**What is required:** Each entry that follows should be retyped exactly.

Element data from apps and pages
┄┄┄┄┄┄┄┄┄┄┄┄┄┄┄┄┄┄┄┄

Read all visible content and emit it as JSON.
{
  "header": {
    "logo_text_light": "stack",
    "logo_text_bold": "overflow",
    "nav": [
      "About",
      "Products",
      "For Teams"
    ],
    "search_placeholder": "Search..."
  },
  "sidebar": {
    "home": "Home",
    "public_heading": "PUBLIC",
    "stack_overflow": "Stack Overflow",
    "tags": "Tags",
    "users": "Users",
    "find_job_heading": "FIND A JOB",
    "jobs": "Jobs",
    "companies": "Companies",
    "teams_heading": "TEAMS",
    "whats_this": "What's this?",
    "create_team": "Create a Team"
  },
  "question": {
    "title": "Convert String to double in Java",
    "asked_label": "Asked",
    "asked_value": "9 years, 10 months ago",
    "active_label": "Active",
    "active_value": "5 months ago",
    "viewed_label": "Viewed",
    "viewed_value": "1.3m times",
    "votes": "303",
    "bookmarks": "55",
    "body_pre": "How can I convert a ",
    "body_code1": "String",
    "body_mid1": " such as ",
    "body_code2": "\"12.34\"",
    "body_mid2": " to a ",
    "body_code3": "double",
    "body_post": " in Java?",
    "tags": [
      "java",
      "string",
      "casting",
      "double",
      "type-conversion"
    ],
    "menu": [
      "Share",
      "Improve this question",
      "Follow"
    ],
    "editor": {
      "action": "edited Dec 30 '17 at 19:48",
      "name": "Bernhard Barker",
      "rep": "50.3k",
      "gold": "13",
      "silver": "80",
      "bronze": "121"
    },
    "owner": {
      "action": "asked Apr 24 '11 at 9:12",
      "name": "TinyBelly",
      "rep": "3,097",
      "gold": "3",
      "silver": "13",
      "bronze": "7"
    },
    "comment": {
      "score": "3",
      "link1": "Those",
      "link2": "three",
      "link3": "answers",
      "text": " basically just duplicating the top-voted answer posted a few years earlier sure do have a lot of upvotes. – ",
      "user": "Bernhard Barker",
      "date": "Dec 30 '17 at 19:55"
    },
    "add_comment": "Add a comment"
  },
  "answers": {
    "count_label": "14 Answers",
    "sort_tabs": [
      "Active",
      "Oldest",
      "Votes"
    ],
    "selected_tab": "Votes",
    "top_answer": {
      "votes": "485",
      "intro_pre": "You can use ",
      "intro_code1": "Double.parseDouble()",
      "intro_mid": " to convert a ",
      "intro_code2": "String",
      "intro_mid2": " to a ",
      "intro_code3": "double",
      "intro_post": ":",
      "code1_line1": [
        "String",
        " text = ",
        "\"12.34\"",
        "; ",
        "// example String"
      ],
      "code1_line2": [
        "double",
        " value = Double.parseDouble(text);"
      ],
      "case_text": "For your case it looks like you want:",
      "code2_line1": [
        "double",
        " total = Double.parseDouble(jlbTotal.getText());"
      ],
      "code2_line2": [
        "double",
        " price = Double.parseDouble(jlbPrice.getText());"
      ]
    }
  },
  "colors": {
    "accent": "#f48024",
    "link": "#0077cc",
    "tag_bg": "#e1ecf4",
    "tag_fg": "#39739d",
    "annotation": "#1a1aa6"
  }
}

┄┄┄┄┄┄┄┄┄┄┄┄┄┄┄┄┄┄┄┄

**Response to the task:**
Read all visible content and emit it as JSON.
{
  "header": {
    "logo_text_light": "stack",
    "logo_text_bold": "overflow",
    "nav": [
      "About",
      "Products",
      "For Teams"
    ],
    "search_placeholder": "Search..."
  },
  "sidebar": {
    "home": "Home",
    "public_heading": "PUBLIC",
    "stack_overflow": "Stack Overflow",
    "tags": "Tags",
    "users": "Users",
    "find_job_heading": "FIND A JOB",
    "jobs": "Jobs",
    "companies": "Companies",
    "teams_heading": "TEAMS",
    "whats_this": "What's this?",
    "create_team": "Create a Team"
  },
  "question": {
    "title": "Convert String to double in Java",
    "asked_label": "Asked",
    "asked_value": "9 years, 10 months ago",
    "active_label": "Active",
    "active_value": "5 months ago",
    "viewed_label": "Viewed",
    "viewed_value": "1.3m times",
    "votes": "303",
    "bookmarks": "55",
    "body_pre": "How can I convert a ",
    "body_code1": "String",
    "body_mid1": " such as ",
    "body_code2": "\"12.34\"",
    "body_mid2": " to a ",
    "body_code3": "double",
    "body_post": " in Java?",
    "tags": [
      "java",
      "string",
      "casting",
      "double",
      "type-conversion"
    ],
    "menu": [
      "Share",
      "Improve this question",
      "Follow"
    ],
    "editor": {
      "action": "edited Dec 30 '17 at 19:48",
      "name": "Bernhard Barker",
      "rep": "50.3k",
      "gold": "13",
      "silver": "80",
      "bronze": "121"
    },
    "owner": {
      "action": "asked Apr 24 '11 at 9:12",
      "name": "TinyBelly",
      "rep": "3,097",
      "gold": "3",
      "silver": "13",
      "bronze": "7"
    },
    "comment": {
      "score": "3",
      "link1": "Those",
      "link2": "three",
      "link3": "answers",
      "text": " basically just duplicating the top-voted answer posted a few years earlier sure do have a lot of upvotes. – ",
      "user": "Bernhard Barker",
      "date": "Dec 30 '17 at 19:55"
    },
    "add_comment": "Add a comment"
  },
  "answers": {
    "count_label": "14 Answers",
    "sort_tabs": [
      "Active",
      "Oldest",
      "Votes"
    ],
    "selected_tab": "Votes",
    "top_answer": {
      "votes": "485",
      "intro_pre": "You can use ",
      "intro_code1": "Double.parseDouble()",
      "intro_mid": " to convert a ",
      "intro_code2": "String",
      "intro_mid2": " to a ",
      "intro_code3": "double",
      "intro_post": ":",
      "code1_line1": [
        "String",
        " text = ",
        "\"12.34\"",
        "; ",
        "// example String"
      ],
      "code1_line2": [
        "double",
        " value = Double.parseDouble(text);"
      ],
      "case_text": "For your case it looks like you want:",
      "code2_line1": [
        "double",
        " total = Double.parseDouble(jlbTotal.getText());"
      ],
      "code2_line2": [
        "double",
        " price = Double.parseDouble(jlbPrice.getText());"
      ]
    }
  },
  "colors": {
    "accent": "#f48024",
    "link": "#0077cc",
    "tag_bg": "#e1ecf4",
    "tag_fg": "#39739d",
    "annotation": "#1a1aa6"
  }
}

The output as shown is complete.